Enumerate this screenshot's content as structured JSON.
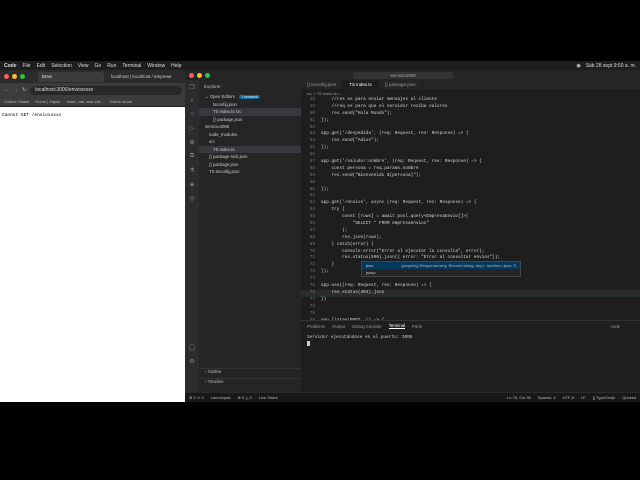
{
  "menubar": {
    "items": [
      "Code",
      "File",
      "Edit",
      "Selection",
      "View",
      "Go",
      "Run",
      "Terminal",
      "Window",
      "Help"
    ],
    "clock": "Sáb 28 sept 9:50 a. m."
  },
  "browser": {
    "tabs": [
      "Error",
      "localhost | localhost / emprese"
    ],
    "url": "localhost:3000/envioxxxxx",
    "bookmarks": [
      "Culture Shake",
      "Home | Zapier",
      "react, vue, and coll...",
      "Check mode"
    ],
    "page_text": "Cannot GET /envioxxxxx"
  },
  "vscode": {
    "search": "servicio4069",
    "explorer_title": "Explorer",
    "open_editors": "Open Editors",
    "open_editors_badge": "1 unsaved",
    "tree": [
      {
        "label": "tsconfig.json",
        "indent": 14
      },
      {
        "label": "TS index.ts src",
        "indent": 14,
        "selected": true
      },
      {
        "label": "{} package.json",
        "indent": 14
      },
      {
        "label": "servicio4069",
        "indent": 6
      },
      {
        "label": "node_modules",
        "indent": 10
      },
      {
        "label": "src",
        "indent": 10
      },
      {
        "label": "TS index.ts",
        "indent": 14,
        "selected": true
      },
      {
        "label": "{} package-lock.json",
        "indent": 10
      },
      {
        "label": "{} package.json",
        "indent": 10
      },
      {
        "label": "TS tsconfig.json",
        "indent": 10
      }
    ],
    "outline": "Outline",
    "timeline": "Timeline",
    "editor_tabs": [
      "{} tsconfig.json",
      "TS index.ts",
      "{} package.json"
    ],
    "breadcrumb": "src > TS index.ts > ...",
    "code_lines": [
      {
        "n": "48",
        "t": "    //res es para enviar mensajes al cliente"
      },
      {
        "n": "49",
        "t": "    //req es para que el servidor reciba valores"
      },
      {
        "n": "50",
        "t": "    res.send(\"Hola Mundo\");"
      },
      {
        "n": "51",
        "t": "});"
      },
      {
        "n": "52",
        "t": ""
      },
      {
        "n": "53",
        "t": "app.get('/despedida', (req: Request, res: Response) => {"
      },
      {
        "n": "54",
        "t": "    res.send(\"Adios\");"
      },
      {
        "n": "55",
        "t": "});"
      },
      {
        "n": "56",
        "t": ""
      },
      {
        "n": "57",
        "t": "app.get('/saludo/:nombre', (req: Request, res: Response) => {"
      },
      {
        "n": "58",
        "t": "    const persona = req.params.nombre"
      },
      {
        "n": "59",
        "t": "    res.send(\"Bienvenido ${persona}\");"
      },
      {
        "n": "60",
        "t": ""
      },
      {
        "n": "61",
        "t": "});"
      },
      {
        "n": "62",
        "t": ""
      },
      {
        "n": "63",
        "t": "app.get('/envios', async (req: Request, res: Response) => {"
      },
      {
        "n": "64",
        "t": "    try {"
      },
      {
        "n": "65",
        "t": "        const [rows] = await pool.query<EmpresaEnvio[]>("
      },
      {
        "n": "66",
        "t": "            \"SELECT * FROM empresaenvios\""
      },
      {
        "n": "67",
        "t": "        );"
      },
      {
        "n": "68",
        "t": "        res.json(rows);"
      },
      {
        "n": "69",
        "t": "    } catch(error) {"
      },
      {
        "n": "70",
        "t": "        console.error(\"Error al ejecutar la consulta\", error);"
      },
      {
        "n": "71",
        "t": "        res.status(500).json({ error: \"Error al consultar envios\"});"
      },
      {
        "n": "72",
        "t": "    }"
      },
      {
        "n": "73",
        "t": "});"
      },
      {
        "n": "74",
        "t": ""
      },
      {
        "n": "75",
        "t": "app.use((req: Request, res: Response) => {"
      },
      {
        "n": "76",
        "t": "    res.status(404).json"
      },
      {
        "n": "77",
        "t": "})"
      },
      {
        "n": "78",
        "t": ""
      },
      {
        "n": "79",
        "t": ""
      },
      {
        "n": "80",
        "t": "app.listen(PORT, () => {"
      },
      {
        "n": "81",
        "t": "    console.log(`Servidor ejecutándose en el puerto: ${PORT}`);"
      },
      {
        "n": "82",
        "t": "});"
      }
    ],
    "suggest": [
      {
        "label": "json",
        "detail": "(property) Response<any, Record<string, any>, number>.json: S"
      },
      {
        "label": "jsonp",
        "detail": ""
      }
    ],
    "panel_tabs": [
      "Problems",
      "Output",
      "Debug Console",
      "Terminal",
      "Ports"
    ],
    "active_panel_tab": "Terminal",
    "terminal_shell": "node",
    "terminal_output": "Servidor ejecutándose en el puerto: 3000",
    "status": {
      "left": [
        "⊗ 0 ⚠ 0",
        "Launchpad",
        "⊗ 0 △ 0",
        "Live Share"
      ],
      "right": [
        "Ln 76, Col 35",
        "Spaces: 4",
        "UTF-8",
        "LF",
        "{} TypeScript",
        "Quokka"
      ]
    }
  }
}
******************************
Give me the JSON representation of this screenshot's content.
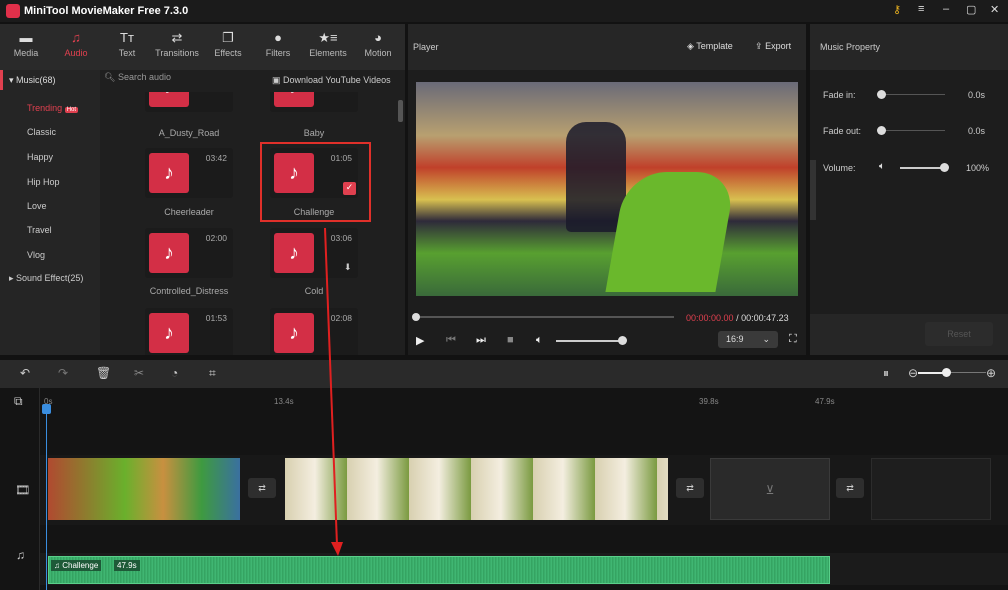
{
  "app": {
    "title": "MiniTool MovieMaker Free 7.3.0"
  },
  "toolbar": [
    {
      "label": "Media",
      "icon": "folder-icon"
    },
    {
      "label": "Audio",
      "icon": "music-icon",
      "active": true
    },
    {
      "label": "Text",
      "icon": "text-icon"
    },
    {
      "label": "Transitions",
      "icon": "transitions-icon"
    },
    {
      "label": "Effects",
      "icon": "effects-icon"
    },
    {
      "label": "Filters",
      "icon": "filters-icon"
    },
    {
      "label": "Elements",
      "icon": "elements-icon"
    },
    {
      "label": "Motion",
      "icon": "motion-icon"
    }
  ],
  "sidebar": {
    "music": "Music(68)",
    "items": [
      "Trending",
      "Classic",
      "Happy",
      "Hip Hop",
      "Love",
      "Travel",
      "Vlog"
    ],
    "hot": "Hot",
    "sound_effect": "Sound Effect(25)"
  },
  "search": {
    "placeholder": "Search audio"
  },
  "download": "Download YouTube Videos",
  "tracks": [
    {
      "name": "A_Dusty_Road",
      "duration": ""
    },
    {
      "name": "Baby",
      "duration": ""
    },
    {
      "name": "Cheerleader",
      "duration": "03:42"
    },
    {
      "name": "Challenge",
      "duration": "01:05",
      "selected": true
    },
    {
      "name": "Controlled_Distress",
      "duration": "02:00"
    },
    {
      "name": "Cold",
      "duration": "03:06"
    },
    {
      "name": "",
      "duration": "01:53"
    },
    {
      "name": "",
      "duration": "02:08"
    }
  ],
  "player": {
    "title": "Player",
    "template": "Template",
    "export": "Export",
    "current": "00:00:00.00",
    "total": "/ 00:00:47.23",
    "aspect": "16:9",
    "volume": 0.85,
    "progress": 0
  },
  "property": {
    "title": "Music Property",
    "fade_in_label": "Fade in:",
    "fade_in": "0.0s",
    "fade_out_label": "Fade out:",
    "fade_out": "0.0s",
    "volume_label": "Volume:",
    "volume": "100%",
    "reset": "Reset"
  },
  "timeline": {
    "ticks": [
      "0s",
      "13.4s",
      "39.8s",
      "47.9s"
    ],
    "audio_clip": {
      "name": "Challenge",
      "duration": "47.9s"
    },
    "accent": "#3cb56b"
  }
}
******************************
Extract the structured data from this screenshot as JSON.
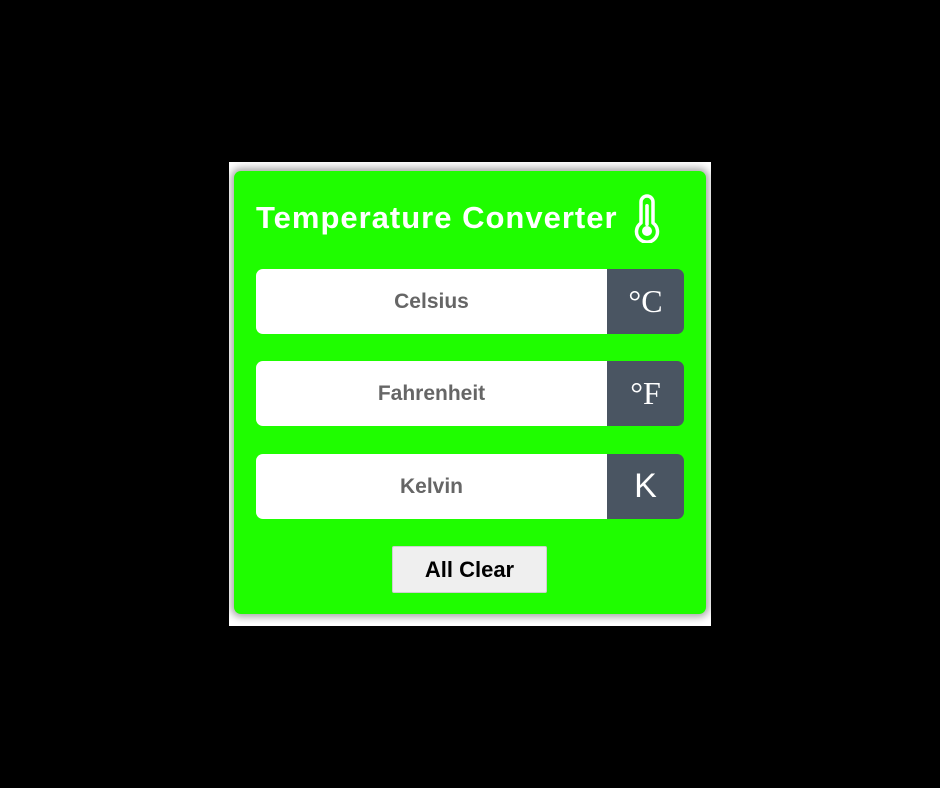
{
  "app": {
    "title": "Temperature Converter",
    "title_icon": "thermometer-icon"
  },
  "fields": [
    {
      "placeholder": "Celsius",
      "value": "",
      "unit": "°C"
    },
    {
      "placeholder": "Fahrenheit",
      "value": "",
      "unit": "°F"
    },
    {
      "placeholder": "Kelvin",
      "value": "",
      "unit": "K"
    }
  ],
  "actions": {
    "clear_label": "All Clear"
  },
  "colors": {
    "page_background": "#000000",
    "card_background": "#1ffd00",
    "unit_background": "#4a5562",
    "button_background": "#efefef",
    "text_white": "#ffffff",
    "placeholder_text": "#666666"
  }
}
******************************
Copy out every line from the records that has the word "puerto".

        "t": "    console.log(`Servidor ejecutándose en el puerto: ${PORT}`);"
    "terminal_output": "Servidor ejecutándose en el puerto: 3000",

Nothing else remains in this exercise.